Not only can walking increase your own energy, but it may also increase the energy of your portable electronic devices. Scientists at Osaka Metropolitan University made a significant advance toward self-charging wearable devices with their invention of a dynamic magnifying glass-enhanced piezoelectric vibration energy collector that uses impulsive vibrations such as small energy harvesters currently being developed. The results were published in Applied physics letters.
Nowadays, people carry a variety of electronic devices such as smartphones, and portable devices are expected to become more widespread in the near future. The resulting demand for more efficient charging of these devices has increased attention to energy harvesting, a technology that converts energy such as heat and light into electricity that can power small devices. A form of energy harvesting called vibrational energy harvesting is considered very practical because it can convert the kinetic energy of vibrations into electricity and is unaffected by weather or climate.
A research team led by Associate Professor Takeshi Yoshimura of the Graduate School of Engineering at Osaka Metropolitan University has developed a microelectromechanical system (MEMS) piezoelectric vibration energy collector that is only about 2 cm in diameter and features a U-shaped metal component, which is called a dynamic magnifier.
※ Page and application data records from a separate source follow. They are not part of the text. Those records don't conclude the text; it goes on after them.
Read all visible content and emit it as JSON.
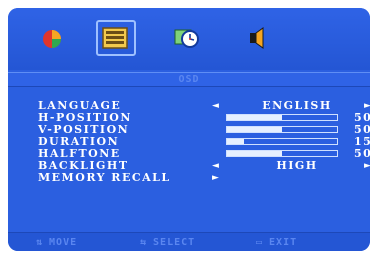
{
  "header": {
    "title": "OSD"
  },
  "tabs": [
    {
      "icon": "color-icon",
      "active": false
    },
    {
      "icon": "osd-icon",
      "active": true
    },
    {
      "icon": "clock-icon",
      "active": false
    },
    {
      "icon": "audio-icon",
      "active": false
    }
  ],
  "menu": {
    "language": {
      "label": "LANGUAGE",
      "value": "ENGLISH"
    },
    "h_position": {
      "label": "H-POSITION",
      "value": "50",
      "level": 50
    },
    "v_position": {
      "label": "V-POSITION",
      "value": "50",
      "level": 50
    },
    "duration": {
      "label": "DURATION",
      "value": "15",
      "level": 15
    },
    "halftone": {
      "label": "HALFTONE",
      "value": "50",
      "level": 50
    },
    "backlight": {
      "label": "BACKLIGHT",
      "value": "HIGH"
    },
    "memory_recall": {
      "label": "MEMORY RECALL"
    }
  },
  "footer": {
    "move": "MOVE",
    "select": "SELECT",
    "exit": "EXIT"
  },
  "colors": {
    "panel": "#2b5fe0",
    "text": "#ffffff",
    "dim_text": "#5a86f0"
  }
}
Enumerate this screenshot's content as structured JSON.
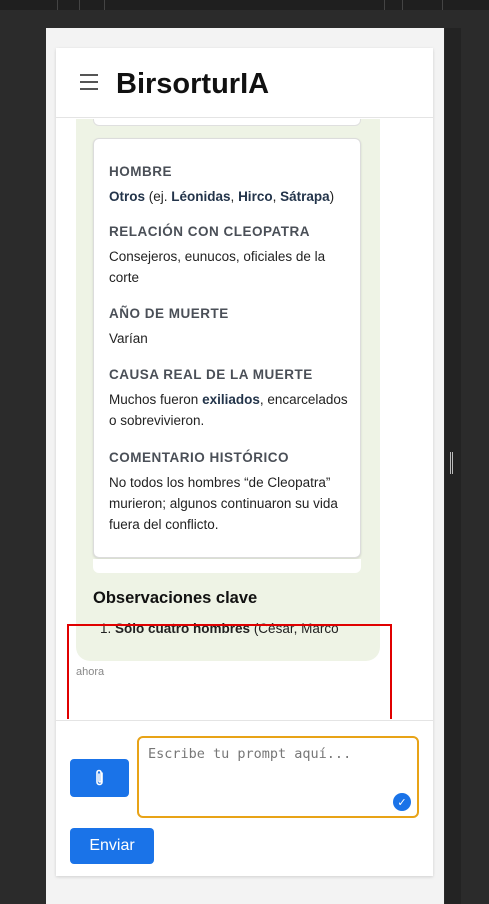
{
  "app": {
    "title": "BirsorturIA"
  },
  "entry": {
    "fields": [
      {
        "label": "HOMBRE",
        "value_html": "<b>Otros</b> (ej. <b>Léonidas</b>, <b>Hirco</b>, <b>Sátrapa</b>)"
      },
      {
        "label": "RELACIÓN CON CLEOPATRA",
        "value": "Consejeros, eunucos, oficiales de la corte"
      },
      {
        "label": "AÑO DE MUERTE",
        "value": "Varían"
      },
      {
        "label": "CAUSA REAL DE LA MUERTE",
        "value_html": "Muchos fueron <b>exiliados</b>, encarcelados o sobrevivieron."
      },
      {
        "label": "COMENTARIO HISTÓRICO",
        "value": "No todos los hombres “de Cleopatra” murieron; algunos continuaron su vida fuera del conflicto."
      }
    ]
  },
  "observations": {
    "title": "Observaciones clave",
    "item_number": "1.",
    "item_bold": "Sólo cuatro hombres",
    "item_rest": " (César, Marco"
  },
  "message": {
    "timestamp": "ahora"
  },
  "composer": {
    "placeholder": "Escribe tu prompt aquí...",
    "send_label": "Enviar",
    "attach_icon": "paperclip-icon",
    "accent_color": "#1a73e8",
    "focus_color": "#e8a317"
  }
}
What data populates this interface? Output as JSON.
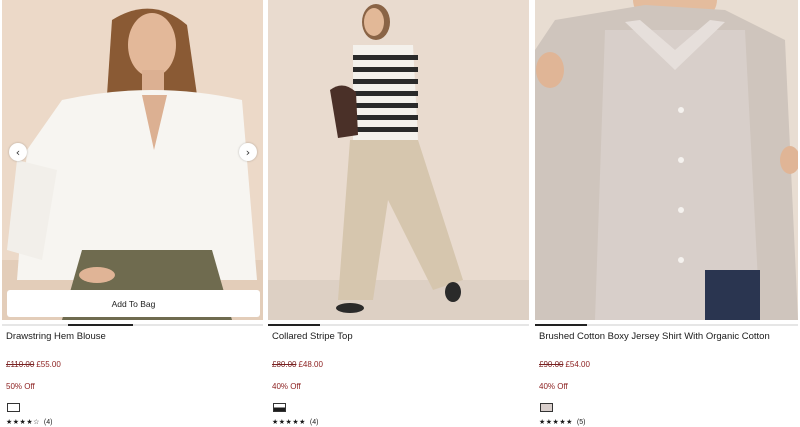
{
  "products": [
    {
      "name": "Drawstring Hem Blouse",
      "was_price": "£110.00",
      "now_price": "£55.00",
      "discount": "50% Off",
      "stars": "★★★★☆",
      "review_count": "(4)",
      "add_to_bag_label": "Add To Bag",
      "prev_icon": "‹",
      "next_icon": "›",
      "swatch_color": "#ffffff"
    },
    {
      "name": "Collared Stripe Top",
      "was_price": "£80.00",
      "now_price": "£48.00",
      "discount": "40% Off",
      "stars": "★★★★★",
      "review_count": "(4)",
      "swatch_color": "#1c1c1c"
    },
    {
      "name": "Brushed Cotton Boxy Jersey Shirt With Organic Cotton",
      "was_price": "£90.00",
      "now_price": "£54.00",
      "discount": "40% Off",
      "stars": "★★★★★",
      "review_count": "(5)",
      "swatch_color": "#d9cfcc"
    }
  ]
}
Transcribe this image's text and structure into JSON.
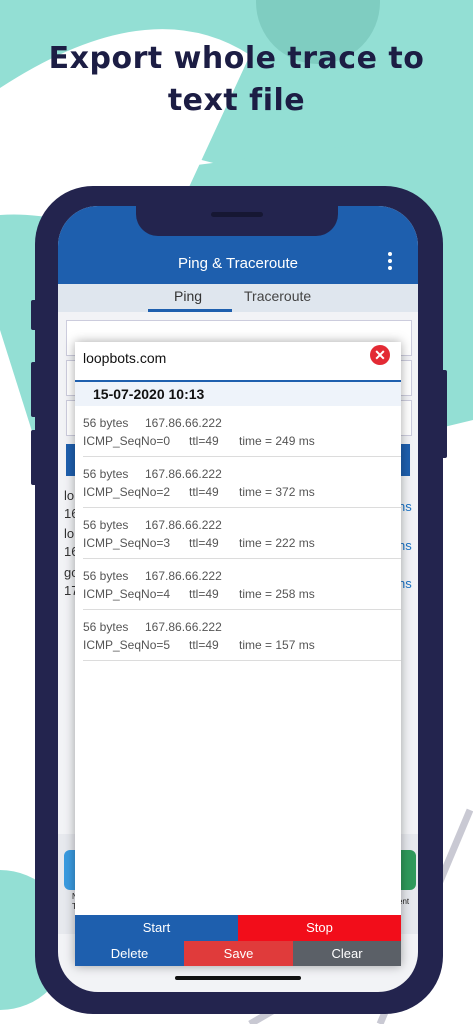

Compared to traditional harvesters, the new harvester enables about a 90-fold increase in energy converted from impulsive vibrations that can be generated by human walking movements.
The team has been working to develop vibrational energy harvesters that use the piezoelectric effect, a phenomenon in which certain types of materials generate an electrical charge or voltage in response to applied pressure. So far, they have succeeded in generating electricity in the microwatt range from mechanical vibrations with a constant frequency, such as those generated by motors and washing machines. However, the power production of these harvesters drops drastically when the applied vibrations are non-stationary and impulsive, such as those produced by human walking.
In response to this challenge, the team designed and integrated the U-shaped vibration amplification component under the harvester. The component enabled an improvement in power generation without increasing device size. The technology is expected to generate electrical energy from unsteady vibrations, including walking motions, to power small wearable devices such as smartphones and wireless headphones.
Professor Yoshimura concluded: “As electronic devices are expected to become more energy efficient, we hope that this invention will contribute to the realization of self-charging portable devices.”
Materials provided by Metropolitan University of Osaka. Note: Content can be edited for style and length.